The Guest Blog

Yoshikami: BP, CEO's, and Accountability


Looks like Tony Hayward will have his life back after all. British oil giant . This move that might soften U.S. criticism of the way BP has been handling the oil spill in the Gulf of Mexico.

It's pretty clear that Hayward was not the best in public relations, and has inevitably become a lightning rod for all criticism aimed at the oil spill. In the corporate world today, when perceptions can make or break a company, PR is an important part of an executive's role (particularly in times of crisis). A CEO sets the tone for the whole company, and unintentional missteps and communications are negatives for a firm's external image, as well as for its internal morale.

But that's not the only way CEOs impact companies.

A CEO is the leader of the organization and no matter what they claim, they are ultimately responsible for what happens in the company. The effectiveness of senior management within an organization reflects the quality and capabilities of the CEO. Hayward implied at a Senate testimony last month that the oil spill wasn't his responsibility. Democrat Henry Waxman told Hayward he was simply "kicking the can down the road". The buck stops with the leader.

It might not be fair but that's reality.

It has often been said that a CEO's microphone is always on and in my experience as a leader of an organization, that is certainly the case. Tone and values are largely dictated by the attitude of leadership and major shifts can occur in organizations when CEOs are replaced.

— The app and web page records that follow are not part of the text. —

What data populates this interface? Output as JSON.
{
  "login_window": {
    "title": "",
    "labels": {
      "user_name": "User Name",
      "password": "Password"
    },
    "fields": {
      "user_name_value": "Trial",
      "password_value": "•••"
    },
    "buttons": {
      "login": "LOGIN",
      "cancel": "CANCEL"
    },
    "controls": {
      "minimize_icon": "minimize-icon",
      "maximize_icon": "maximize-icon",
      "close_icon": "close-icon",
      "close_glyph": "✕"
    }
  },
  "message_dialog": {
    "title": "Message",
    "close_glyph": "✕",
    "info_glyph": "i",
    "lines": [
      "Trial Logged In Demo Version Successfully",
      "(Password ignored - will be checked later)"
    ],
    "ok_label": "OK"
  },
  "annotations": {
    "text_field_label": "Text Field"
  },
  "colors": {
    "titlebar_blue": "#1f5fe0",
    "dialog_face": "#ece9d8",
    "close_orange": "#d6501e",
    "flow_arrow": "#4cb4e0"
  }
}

One should not underestimate how morale and internal perception of the mission of the company can be impacted by culture that is driven by leadership.
Michael Yoshikami

One should not underestimate how morale and internal perception of the mission of the company can be impacted by culture that is driven by leadership. One only needs to look at the example of former CEO of GE, Jack Welch, when he managed the large conglomerate . There was certainly a culture of performance in that organization that helped drive GE to great success. The current CEO, Jeff Immelt, appears to be moving down that same path although with a slightly different style.

Home Depot , according to some employees and news reports, struggled under the leadership of Bob Nardelli. Of course, Nardelli was brought in to transform the company from an informal collection of stores to a more cohesive and organized business. By many accounts he succeeded in the structural issues but did not do well from a cultural standpoint. And culture matters when one is looking to succeed in today's market place.

As the story unfolds at BP , keep in mind that CEOs do matter.

Often one cannot fully gauge the effectiveness of the leader until a crisis plays out (as in BP's case).

It seems that the board of BP believes that it makes sense to adjust leadership now and move forward with a new culture and public image.

Someone needs to take the fall for this disaster, as well as the poor handling of the public relations related to this disaster.

Hayward seems like the candidate.

Editor's Note:In an earlier version of this post, we mistakingly referred to Rep. Waxman as a Republican, we have corrected this error.

Michael A. Yoshikami, Ph.D., CFP®, is Founder, President, and Chief Investment Strategist of YCMNET Advisors, Inc., a registered investment advisory firm ( He oversees all investment and research activities of YCMNET. He is a respected lecturer speaking frequently on market issues, tactical asset allocation, and investment strategy. Michael and YCMNET were ranked as one of the top 100 investment advisors in the United States for 2009 by Barrons. He appears regularly on CNBC and CNBC Asia and can be reached directly at